`svychisq`

computes first and second-order Rao-Scott corrections to
the Pearson chisquared test, and two Wald-type tests.

The default (`statistic="F"`

) is the Rao-Scott second-order
correction. The p-values are computed with a Satterthwaite
approximation to the distribution. The alternative
`statistic="Chisq"`

adjusts the Pearson chisquared statistic by a
design effect estimate and then compares it to the chisquared
distribution it would have under simple random sampling.

The `statistic="Wald"`

test is that proposed by Koch et al (1975)
and used by the SUDAAN software package. It is a Wald test based on the
differences between the observed cells counts and those expected under
independence. The adjustment given by `statistic="adjWald"`

reduces
the statistic when the number of PSUs is small compared to the number of
degrees of freedom of the test. Rao and Thomas (1990) compare these
tests and find the adjustment benefical.

`statistic="lincom"`

uses the exact asymptotic distribution, which
is a linear combination of chi-squared variables (see
`pchisqsum`

, and `statistic="saddlepoint"`

uses a
saddlepoint approximation to this distribution.

For designs using replicate weights the code is essentially the same as
for designs with sampling structure, since the necessary variance
computations are done by the appropriate methods of
`svytotal`

and `svymean`

. The exception is that
the degrees of freedom is computed as one less than the rank of the
matrix of replicate weights (by `degf`

).

At the moment, `svychisq`

works only for 2-dimensional tables.

The table commands return an `xtabs`

object, `svychisq`

returns a `htest`

object.

Rao and Scott (1984) leave open one computational issue.
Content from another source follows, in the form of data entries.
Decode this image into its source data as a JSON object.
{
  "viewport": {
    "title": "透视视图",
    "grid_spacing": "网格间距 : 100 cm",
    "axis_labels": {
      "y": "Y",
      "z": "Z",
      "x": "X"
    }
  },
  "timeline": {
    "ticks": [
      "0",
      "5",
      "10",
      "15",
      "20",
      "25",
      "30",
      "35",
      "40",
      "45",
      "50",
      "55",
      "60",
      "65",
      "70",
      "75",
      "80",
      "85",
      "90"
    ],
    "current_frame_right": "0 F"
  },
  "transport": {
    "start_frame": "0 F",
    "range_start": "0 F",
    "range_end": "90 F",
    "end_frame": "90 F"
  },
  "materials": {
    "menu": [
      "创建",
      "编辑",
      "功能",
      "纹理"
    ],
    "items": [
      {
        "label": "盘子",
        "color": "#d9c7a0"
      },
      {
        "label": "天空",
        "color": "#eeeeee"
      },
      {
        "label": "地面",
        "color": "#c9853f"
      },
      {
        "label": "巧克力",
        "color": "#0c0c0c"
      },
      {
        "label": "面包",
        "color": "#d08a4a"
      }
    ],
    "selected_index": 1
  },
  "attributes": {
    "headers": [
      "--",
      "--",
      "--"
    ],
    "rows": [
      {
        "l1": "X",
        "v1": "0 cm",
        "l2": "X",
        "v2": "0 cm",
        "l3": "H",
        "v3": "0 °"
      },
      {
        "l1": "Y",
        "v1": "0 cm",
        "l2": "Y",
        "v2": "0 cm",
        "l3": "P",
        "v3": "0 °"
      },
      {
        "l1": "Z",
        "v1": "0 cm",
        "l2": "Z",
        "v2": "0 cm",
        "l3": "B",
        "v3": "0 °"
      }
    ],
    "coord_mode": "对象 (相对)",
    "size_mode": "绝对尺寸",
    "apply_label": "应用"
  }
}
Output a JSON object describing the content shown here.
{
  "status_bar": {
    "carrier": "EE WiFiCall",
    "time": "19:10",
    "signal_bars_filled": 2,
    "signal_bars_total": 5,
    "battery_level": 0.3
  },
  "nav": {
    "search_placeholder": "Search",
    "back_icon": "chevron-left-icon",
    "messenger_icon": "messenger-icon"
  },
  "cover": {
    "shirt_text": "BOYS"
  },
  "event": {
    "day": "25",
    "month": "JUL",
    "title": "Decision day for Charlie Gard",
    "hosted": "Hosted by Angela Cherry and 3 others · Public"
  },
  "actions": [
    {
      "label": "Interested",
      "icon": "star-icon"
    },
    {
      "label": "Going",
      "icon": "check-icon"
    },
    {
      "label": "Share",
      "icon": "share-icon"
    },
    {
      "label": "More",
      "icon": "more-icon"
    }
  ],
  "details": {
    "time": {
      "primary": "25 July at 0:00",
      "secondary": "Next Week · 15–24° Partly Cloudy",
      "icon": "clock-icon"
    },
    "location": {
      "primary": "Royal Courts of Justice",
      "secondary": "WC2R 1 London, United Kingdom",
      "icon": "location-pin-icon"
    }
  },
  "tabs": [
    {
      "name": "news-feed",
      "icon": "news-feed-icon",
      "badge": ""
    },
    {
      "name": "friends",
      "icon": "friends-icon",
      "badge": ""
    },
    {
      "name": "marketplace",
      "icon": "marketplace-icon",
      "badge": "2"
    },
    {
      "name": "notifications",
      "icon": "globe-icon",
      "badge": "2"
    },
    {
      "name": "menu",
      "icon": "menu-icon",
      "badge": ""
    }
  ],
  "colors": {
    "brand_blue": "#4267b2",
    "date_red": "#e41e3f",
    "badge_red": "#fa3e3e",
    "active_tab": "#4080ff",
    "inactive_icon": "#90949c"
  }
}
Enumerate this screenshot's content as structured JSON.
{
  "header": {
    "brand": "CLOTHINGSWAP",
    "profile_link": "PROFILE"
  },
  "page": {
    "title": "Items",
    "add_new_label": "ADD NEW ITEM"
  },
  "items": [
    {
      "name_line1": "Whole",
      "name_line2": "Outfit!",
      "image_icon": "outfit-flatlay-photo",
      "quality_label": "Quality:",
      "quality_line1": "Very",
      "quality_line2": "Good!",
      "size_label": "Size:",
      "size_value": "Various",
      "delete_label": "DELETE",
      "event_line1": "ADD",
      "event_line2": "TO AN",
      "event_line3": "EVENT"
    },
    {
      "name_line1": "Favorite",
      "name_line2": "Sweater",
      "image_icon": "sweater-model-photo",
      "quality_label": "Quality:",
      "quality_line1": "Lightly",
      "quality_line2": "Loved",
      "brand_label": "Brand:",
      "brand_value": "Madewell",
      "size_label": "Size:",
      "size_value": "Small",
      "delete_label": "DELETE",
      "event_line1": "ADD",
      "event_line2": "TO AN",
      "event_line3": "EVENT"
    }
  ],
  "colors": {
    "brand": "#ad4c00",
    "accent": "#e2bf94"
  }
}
In
computing `generalised design effects' for these tests, should the
variance under simple random sampling be estimated using the observed
proportions or the the predicted proportions under the null
hypothesis? `svychisq`

uses the observed proportions, following
simulations by Sribney (1998), and the choices made in Stata

Davies RB (1973). "Numerical inversion of a characteristic function" Biometrika 60:415-7

Koch, GG, Freeman, DH, Freeman, JL (1975) "Strategies in the multivariate analysis of data from complex surveys" International Statistical Review 43: 59-78

Rao, JNK, Scott, AJ (1984) "On Chi-squared Tests For Multiway Contigency Tables with Proportions Estimated From Survey Data" Annals of Statistics 12:46-60.

Sribney WM (1998) "Two-way contingency tables for survey or clustered data" Stata Technical Bulletin 45:33-49.

Thomas, DR, Rao, JNK (1990) "Small-sample comparison of level and power for simple goodness-of-fit statistics under cluster sampling" JASA 82:630-636

`svytotal`

and `svymean`

report totals
and proportions by category for factor variables.

See `svyby`

and `ftable.svystat`

to construct
more complex tables of summary statistics.

See `svyloglin`

for loglinear models.

data(api) xtabs(~sch.wide+stype, data=apipop) dclus1<-svydesign(id=~dnum, weights=~pw, data=apiclus1, fpc=~fpc) summary(dclus1) (tbl <- svytable(~sch.wide+stype, dclus1)) svychisq(~sch.wide+stype, dclus1) summary(tbl, statistic="Chisq") svychisq(~sch.wide+stype, dclus1, statistic="adjWald") rclus1 <- as.svrepdesign(dclus1) summary(svytable(~sch.wide+stype, rclus1)) svychisq(~sch.wide+stype, rclus1, statistic="adjWald")

[Package *survey* version 3.18 Index]